Neurotransmitter analysis—although still considered a research tool, this easily done urine test measures levels of serotonin, epinephrine, norepinephrine, GABA and dopamine. If you are having problems with depression, anxiety or mood disorders, this test can be helpful in determining what supplements would be beneficial and which prescription might be best for your symptoms. It is the second morning urine and is sent in to the lab from you home.
SpectraCell—Functional Intracellular Analysis™ (FIA™) are patented tests for assessing the function of specific vitamins, minerals, antioxidants and other essential micronutrients within an individual’s white blood cells (lymphocytes). This diagnostic blood test assess the intracellular function of essential micronutrients and is a clinically effective diagnostic tool for the prevention and management of chronic disease conditions.
Essential and Metabolic Fatty Acids—evaluates the level of red cell membrane or plasma fatty acids, imbalances which significantly affect inflammatory and other disorders. By knowing the various fatty acid levels, one can reestablish a balance using nutritional intervention. A simple AA (arachidonic acid/EPA ratio) can determine if you have a healthy level of fatty acids in your blood.
Organic Acids—measure urinary acids that are metabolic intermediates produced in pathways of central energy production, detoxification, neurotransmitter breakdown, or intestinal microbial activity. This is a sample of first morning urine and indicates nutrient deficiencies, oxidative damage markers, bacterial and yeast overgrowth, and cellular energy production. This test is especially helpful for undiagnosed chronic fatigue, learning disabilities and autism.

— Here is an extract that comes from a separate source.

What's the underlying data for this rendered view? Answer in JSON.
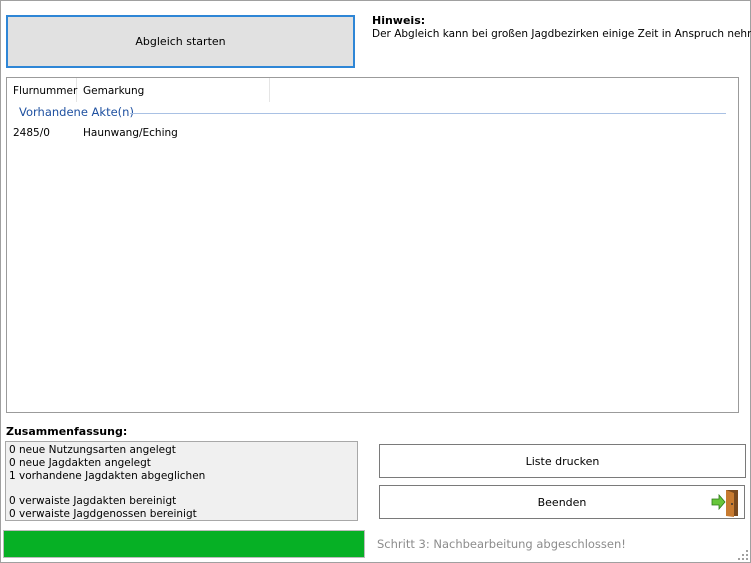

Amino Acid Analysis—examines fasting blood or 24-hour urine samples for 40+ amino acids. Results can provide valuable biochemical information about many disorders, including chronic fatigue, learning disabilities, depression and immune problems.
Estrogen Metabolism Index—evaluates how estrogen is being processed in the body. The tests yield clinical insight into many estrogen-dependent conditions and provide important tools for monitoring dietary, lifestyle and hormone therapies.

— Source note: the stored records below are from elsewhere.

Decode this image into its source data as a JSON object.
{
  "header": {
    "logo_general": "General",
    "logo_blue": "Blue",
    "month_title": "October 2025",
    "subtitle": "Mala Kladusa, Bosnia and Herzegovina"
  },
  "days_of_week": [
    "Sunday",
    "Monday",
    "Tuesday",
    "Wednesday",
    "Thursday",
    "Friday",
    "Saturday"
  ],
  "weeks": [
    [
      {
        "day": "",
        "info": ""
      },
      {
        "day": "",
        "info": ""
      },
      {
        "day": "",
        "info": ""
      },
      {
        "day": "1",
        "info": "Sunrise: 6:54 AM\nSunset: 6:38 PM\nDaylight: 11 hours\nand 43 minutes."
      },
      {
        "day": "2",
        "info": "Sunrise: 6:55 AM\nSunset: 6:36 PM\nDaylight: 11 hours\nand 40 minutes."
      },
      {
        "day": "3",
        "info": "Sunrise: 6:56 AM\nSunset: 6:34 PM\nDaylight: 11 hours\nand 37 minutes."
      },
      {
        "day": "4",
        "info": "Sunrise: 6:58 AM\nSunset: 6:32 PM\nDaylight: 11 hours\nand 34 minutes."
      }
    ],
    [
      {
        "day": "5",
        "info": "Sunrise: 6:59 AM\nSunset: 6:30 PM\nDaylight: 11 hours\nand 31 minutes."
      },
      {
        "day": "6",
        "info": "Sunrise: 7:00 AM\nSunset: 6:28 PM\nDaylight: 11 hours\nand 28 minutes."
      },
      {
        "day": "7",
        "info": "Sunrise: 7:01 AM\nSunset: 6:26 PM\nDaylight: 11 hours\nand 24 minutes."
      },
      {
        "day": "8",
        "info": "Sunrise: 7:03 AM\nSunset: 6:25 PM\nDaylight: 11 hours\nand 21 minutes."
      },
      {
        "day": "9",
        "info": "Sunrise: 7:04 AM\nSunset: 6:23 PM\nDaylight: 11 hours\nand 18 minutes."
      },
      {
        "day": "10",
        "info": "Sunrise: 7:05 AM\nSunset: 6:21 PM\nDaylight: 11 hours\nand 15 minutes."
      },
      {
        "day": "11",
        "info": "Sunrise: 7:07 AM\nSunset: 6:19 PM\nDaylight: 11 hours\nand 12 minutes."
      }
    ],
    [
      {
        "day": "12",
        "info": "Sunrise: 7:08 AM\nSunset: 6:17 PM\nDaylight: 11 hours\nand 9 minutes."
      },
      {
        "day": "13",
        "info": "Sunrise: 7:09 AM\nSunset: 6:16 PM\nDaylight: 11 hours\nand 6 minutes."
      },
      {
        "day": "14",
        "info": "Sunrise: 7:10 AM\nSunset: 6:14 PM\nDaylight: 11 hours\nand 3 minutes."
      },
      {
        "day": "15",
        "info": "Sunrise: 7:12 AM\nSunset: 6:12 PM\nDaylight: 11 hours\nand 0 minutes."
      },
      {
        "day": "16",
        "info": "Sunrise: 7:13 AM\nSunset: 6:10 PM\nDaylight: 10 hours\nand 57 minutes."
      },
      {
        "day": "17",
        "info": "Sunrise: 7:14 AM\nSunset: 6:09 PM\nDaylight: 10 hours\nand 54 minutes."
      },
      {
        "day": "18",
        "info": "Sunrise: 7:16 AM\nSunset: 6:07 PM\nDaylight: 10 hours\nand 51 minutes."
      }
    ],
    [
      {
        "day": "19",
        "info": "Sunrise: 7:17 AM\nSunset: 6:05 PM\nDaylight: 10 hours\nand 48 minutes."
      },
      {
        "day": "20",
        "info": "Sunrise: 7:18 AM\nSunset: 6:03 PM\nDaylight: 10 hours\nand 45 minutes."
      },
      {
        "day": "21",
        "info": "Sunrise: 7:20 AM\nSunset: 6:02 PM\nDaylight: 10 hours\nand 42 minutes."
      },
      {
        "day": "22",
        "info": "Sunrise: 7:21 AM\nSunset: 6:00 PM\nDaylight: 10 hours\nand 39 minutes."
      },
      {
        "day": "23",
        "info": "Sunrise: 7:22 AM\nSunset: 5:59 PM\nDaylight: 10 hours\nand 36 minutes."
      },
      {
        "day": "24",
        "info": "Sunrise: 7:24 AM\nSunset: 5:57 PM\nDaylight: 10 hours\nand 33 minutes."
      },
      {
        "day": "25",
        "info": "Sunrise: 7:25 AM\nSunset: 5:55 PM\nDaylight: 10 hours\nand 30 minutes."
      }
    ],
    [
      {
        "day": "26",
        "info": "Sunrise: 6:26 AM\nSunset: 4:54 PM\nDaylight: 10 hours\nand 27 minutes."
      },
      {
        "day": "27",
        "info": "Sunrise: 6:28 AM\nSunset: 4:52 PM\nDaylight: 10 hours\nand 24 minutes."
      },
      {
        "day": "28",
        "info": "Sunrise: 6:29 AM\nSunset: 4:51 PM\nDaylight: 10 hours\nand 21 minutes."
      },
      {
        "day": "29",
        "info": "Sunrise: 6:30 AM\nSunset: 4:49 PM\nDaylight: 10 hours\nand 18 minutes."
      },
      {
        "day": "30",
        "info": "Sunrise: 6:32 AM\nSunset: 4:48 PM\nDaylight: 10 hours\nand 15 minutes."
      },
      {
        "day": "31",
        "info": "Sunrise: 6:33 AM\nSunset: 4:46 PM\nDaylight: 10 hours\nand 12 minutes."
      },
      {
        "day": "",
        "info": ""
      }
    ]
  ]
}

Genomic testing—is currently available for numerous chronic diseases, including cardiovascular disease, osteoporosis, detoxification impairments, immunological defects and chronic inflammatory conditions. Genomic testing helps us to identifying causes as well as precise solutions for treatment and prevention. Using gene SNPs (single nucleotide polymorphism) helps identify those physiological risks unique to an individual that are causative in many disease processes and are modifiable using diet, nutritional intervention, lifestyle changes and specific pharmacological intervention, thus lowering risk.
Comprehensive Digestive Stool Analysis—uses advanced GI biotechnology to evaluate digestion, absorption, pancreatic function, and inflammation, in addition to bacterial balance, yeast, and parasite infection. This profile features exclusive new markers for assessing irritable bowel syndrome, sub-mucosal inflammation, colorectal cancer risk, pancreatic insufficiency, and occult infection.
Food Allergy Antibody Testing—measure the presence of antibodies to foods. By identifying levels of IgG 1 and 4 as well as IgE, this test determines the allergic response when then delayed immune response occurs within 24 – 72 hours after heating a food as opposed to the skin test, which is the more immediate response.
Click on the links below for more detailed information: